Norway, Sweden, Finland, Denmark Consider Nordic Alliance
Despite setbacks like Norway’s evaluation process during its recent fighter competition, defense cooperation has been such as the Archer artillery project has been growing between Scandinavian countries. Norway, Sweden, and Finland also collaborated as “the Nordic Group” when ordering NH90 helicopters for their armed forces, and have been making purchases of armored vehicles, aerial heavy lift time-shares, aerial surveillance and control systems, and other gear related to the European Union’s proposed Nordic Battlegroup.
In 2009 former Norwegian Defence and Foreign Minister Thorvald Stoltenberg, has presented a 13-point proposal on potential Nordic cooperation in foreign and security policy. That proposal continues to move forward politically.
The Stoltenberg Report
The proposed “Nordic Stabilisation Task Force” would include a standing military force from Denmark, Finland, Norway, and Sweden. The fifth member, Iceland, has no standing military.
The task force would have a military component via a standing force, more sharing of military infrastructure, a joint cyber-defense resource network, and possibly a joint polar orbiting satellite by 2020. The moves would not change the dynamics that are creating political and budgetary problems that have created problems in Sweden and Norway. In some ways, the moves can be seen as a confirmation of the imperative to do more with less. That philosophy’s sustainability will be tested by events.
A more certain outcome is that the task force’s existence would bleed over into other defense procurement decisions, in order to assure interoperability among the forces that remain.
Its humanitarian component would include a dedicated disaster response unit and common search-and-rescue efforts. Regional responses would be backed by a civilian Nordic maritime monitoring system that would be active in both the Baltic and the northern Barents Seas. “Maritime domain awareness” is rising in importance around the world for a number of reasons, as recent contracts in places like Yemen and Malaysia are demonstrating. Nordic countries are also concerned that melting ice is expected to lead to a significant increase in ships using northern waters.
The task force’s state-building component would offer key training for local forces alongside any deployments of the joint force abroad, including key specialties like police officers, judges, prison officers, election observers, war crimes investigators, et. al. A closely-related development assistance component would also work as a complement to future Nordic battlegroup activities during international missions in places like Darfur.

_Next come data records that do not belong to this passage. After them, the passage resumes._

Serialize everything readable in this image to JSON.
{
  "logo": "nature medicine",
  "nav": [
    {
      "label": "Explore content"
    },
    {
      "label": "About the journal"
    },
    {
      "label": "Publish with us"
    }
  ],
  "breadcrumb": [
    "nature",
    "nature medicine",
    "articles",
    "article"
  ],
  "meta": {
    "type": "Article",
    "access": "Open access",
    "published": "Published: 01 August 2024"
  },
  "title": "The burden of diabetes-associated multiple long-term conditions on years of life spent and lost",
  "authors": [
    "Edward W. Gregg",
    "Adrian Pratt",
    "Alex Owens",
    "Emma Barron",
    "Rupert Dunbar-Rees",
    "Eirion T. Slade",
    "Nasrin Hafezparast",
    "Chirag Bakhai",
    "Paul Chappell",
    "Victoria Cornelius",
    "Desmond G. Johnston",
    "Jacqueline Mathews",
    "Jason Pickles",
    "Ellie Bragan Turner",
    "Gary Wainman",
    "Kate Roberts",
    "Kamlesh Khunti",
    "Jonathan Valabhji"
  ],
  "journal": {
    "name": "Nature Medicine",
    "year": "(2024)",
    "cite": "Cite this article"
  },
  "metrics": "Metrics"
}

Finally, the report says, the Nordic government should issue a mutual declaration of solidarity that would “clarify in binding terms how they would respond if a Nordic country were subject to external attack or undue pressure.” Russia’s invasion of Georgia triggered debate in Sweden and Finland about joining NATO, but that prospect remains politicaly remote. Meanwhile, NATO’s shield is seen as fraying anyway due to political developments in Germany and other trends.
March 11/10: Nordic governments meet in Copenhagen to review progress in regional cooperation programs. The meeting discussed the advancement of proposals that were contained in the Stoltenberg Report on High North defense and security, which was presented to governments in February 2009.

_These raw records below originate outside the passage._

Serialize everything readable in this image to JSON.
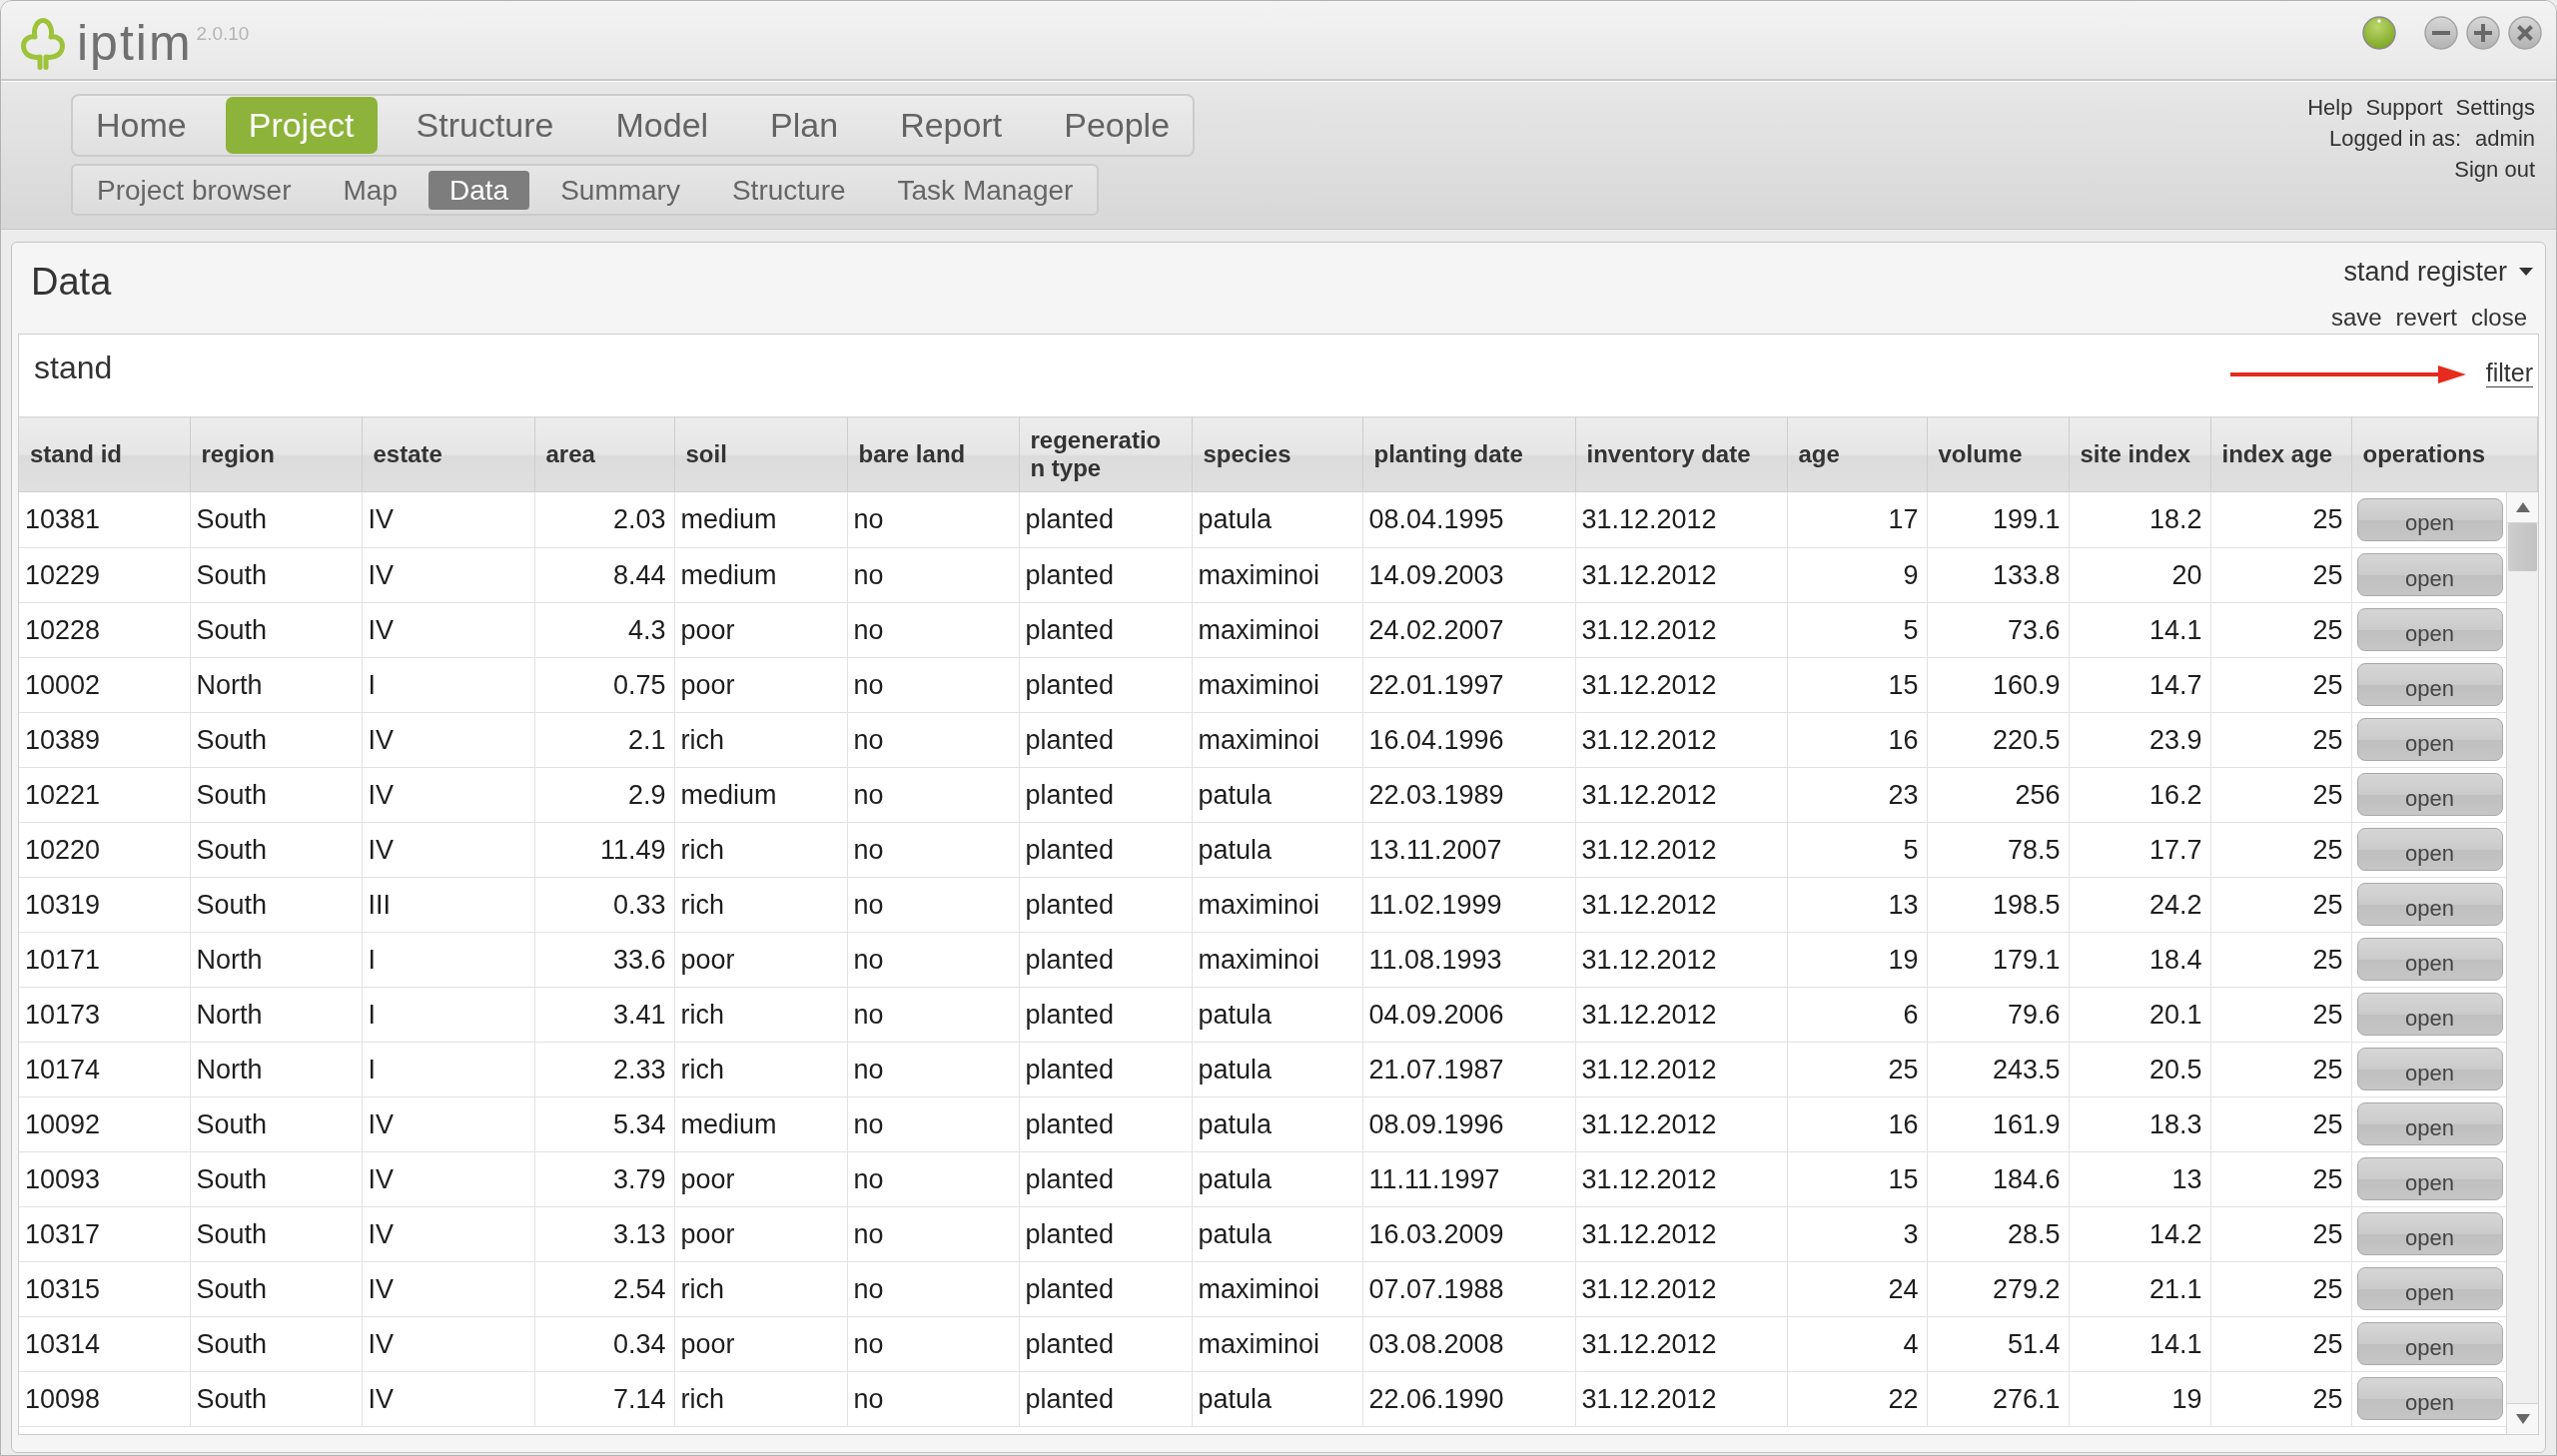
{
  "app": {
    "logo_text": "iptim",
    "version": "2.0.10"
  },
  "main_nav": [
    {
      "label": "Home",
      "selected": false
    },
    {
      "label": "Project",
      "selected": true
    },
    {
      "label": "Structure",
      "selected": false
    },
    {
      "label": "Model",
      "selected": false
    },
    {
      "label": "Plan",
      "selected": false
    },
    {
      "label": "Report",
      "selected": false
    },
    {
      "label": "People",
      "selected": false
    }
  ],
  "sub_nav": [
    {
      "label": "Project browser",
      "selected": false
    },
    {
      "label": "Map",
      "selected": false
    },
    {
      "label": "Data",
      "selected": true
    },
    {
      "label": "Summary",
      "selected": false
    },
    {
      "label": "Structure",
      "selected": false
    },
    {
      "label": "Task Manager",
      "selected": false
    }
  ],
  "user_menu": {
    "links": [
      "Help",
      "Support",
      "Settings"
    ],
    "login_label": "Logged in as:",
    "username": "admin",
    "sign_out": "Sign out"
  },
  "panel": {
    "title": "Data",
    "view_selector": "stand register",
    "actions": [
      "save",
      "revert",
      "close"
    ]
  },
  "table_panel": {
    "title": "stand",
    "filter": "filter"
  },
  "table": {
    "columns": [
      {
        "label": "stand id",
        "kind": "text"
      },
      {
        "label": "region",
        "kind": "text"
      },
      {
        "label": "estate",
        "kind": "text"
      },
      {
        "label": "area",
        "kind": "number"
      },
      {
        "label": "soil",
        "kind": "text"
      },
      {
        "label": "bare land",
        "kind": "text"
      },
      {
        "label": "regeneration type",
        "kind": "text"
      },
      {
        "label": "species",
        "kind": "text"
      },
      {
        "label": "planting date",
        "kind": "text"
      },
      {
        "label": "inventory date",
        "kind": "text"
      },
      {
        "label": "age",
        "kind": "number"
      },
      {
        "label": "volume",
        "kind": "number"
      },
      {
        "label": "site index",
        "kind": "number"
      },
      {
        "label": "index age",
        "kind": "number"
      },
      {
        "label": "operations",
        "kind": "action"
      }
    ],
    "rows": [
      [
        "10381",
        "South",
        "IV",
        "2.03",
        "medium",
        "no",
        "planted",
        "patula",
        "08.04.1995",
        "31.12.2012",
        "17",
        "199.1",
        "18.2",
        "25",
        "open"
      ],
      [
        "10229",
        "South",
        "IV",
        "8.44",
        "medium",
        "no",
        "planted",
        "maximinoi",
        "14.09.2003",
        "31.12.2012",
        "9",
        "133.8",
        "20",
        "25",
        "open"
      ],
      [
        "10228",
        "South",
        "IV",
        "4.3",
        "poor",
        "no",
        "planted",
        "maximinoi",
        "24.02.2007",
        "31.12.2012",
        "5",
        "73.6",
        "14.1",
        "25",
        "open"
      ],
      [
        "10002",
        "North",
        "I",
        "0.75",
        "poor",
        "no",
        "planted",
        "maximinoi",
        "22.01.1997",
        "31.12.2012",
        "15",
        "160.9",
        "14.7",
        "25",
        "open"
      ],
      [
        "10389",
        "South",
        "IV",
        "2.1",
        "rich",
        "no",
        "planted",
        "maximinoi",
        "16.04.1996",
        "31.12.2012",
        "16",
        "220.5",
        "23.9",
        "25",
        "open"
      ],
      [
        "10221",
        "South",
        "IV",
        "2.9",
        "medium",
        "no",
        "planted",
        "patula",
        "22.03.1989",
        "31.12.2012",
        "23",
        "256",
        "16.2",
        "25",
        "open"
      ],
      [
        "10220",
        "South",
        "IV",
        "11.49",
        "rich",
        "no",
        "planted",
        "patula",
        "13.11.2007",
        "31.12.2012",
        "5",
        "78.5",
        "17.7",
        "25",
        "open"
      ],
      [
        "10319",
        "South",
        "III",
        "0.33",
        "rich",
        "no",
        "planted",
        "maximinoi",
        "11.02.1999",
        "31.12.2012",
        "13",
        "198.5",
        "24.2",
        "25",
        "open"
      ],
      [
        "10171",
        "North",
        "I",
        "33.6",
        "poor",
        "no",
        "planted",
        "maximinoi",
        "11.08.1993",
        "31.12.2012",
        "19",
        "179.1",
        "18.4",
        "25",
        "open"
      ],
      [
        "10173",
        "North",
        "I",
        "3.41",
        "rich",
        "no",
        "planted",
        "patula",
        "04.09.2006",
        "31.12.2012",
        "6",
        "79.6",
        "20.1",
        "25",
        "open"
      ],
      [
        "10174",
        "North",
        "I",
        "2.33",
        "rich",
        "no",
        "planted",
        "patula",
        "21.07.1987",
        "31.12.2012",
        "25",
        "243.5",
        "20.5",
        "25",
        "open"
      ],
      [
        "10092",
        "South",
        "IV",
        "5.34",
        "medium",
        "no",
        "planted",
        "patula",
        "08.09.1996",
        "31.12.2012",
        "16",
        "161.9",
        "18.3",
        "25",
        "open"
      ],
      [
        "10093",
        "South",
        "IV",
        "3.79",
        "poor",
        "no",
        "planted",
        "patula",
        "11.11.1997",
        "31.12.2012",
        "15",
        "184.6",
        "13",
        "25",
        "open"
      ],
      [
        "10317",
        "South",
        "IV",
        "3.13",
        "poor",
        "no",
        "planted",
        "patula",
        "16.03.2009",
        "31.12.2012",
        "3",
        "28.5",
        "14.2",
        "25",
        "open"
      ],
      [
        "10315",
        "South",
        "IV",
        "2.54",
        "rich",
        "no",
        "planted",
        "maximinoi",
        "07.07.1988",
        "31.12.2012",
        "24",
        "279.2",
        "21.1",
        "25",
        "open"
      ],
      [
        "10314",
        "South",
        "IV",
        "0.34",
        "poor",
        "no",
        "planted",
        "maximinoi",
        "03.08.2008",
        "31.12.2012",
        "4",
        "51.4",
        "14.1",
        "25",
        "open"
      ],
      [
        "10098",
        "South",
        "IV",
        "7.14",
        "rich",
        "no",
        "planted",
        "patula",
        "22.06.1990",
        "31.12.2012",
        "22",
        "276.1",
        "19",
        "25",
        "open"
      ]
    ]
  }
}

Denmark’s foreign minister Lene Espersen says that the governments want to accelerate the pace of talks and progress to establish a more solid basis for Nordic defense collaboration. Defense News.
Feb 9/09: former Norwegian Defence and Foreign Minister Thorvald Stoltenberg, has presented a 13-point proposal on potential Nordic cooperation in foreign and security policy. The report is to be discussed at a meeting in Reykjavik in spring 2009. See Der Spiegel Online report: “Cold Fusion”.
- Finnish Forsvarsministeriet – NORDIC DEFENCE COOPERATION –
- DID – Sweden, Norway Cooperating on Archer Artillery Project
- DID – Finland Updating Its Air Defense Systems. It chose Kongsberg of Norway’s NASAMS as its future air defense backbone, over MBDA’s SAMP/T.
- DID – F-35 Lightning II Wins Dogfight in Norway. The Swedes were not pleased by the way this was conducted.
- Norwegian Ministry of Defence (Dec 6/12) – Threat images and NATO’s neighbourhood – a Norwegian perspective
- DID (July 11/10) – Nordic Alliance: The Stoltenberg Report, One Year On. Guest article by Per Bjorklund.
- Pentagon DefenseLINK (March 25/09) – Russian Invasion of Georgia Shattered Old Assumptions, Prompts New Concerns. “But [Gen.] Craddock acknowledged that Poland and Ukraine — both full NATO members — have expressed doubt about whether NATO would exercise its Article 5 responsibilities to come to their defense from a conventional, cyber or other attack by Russia.”
- STRATFOR (Oct 6/08) – The German Question
Before readers write in, we are aware that the Ukraine is not currently a member of NATO. The formal basis for NATO-Ukraine relations is the 1997 Charter on a Distinctive Partnership. Membership status ha been under discussion, but Germany’s opposition would be sure to block it.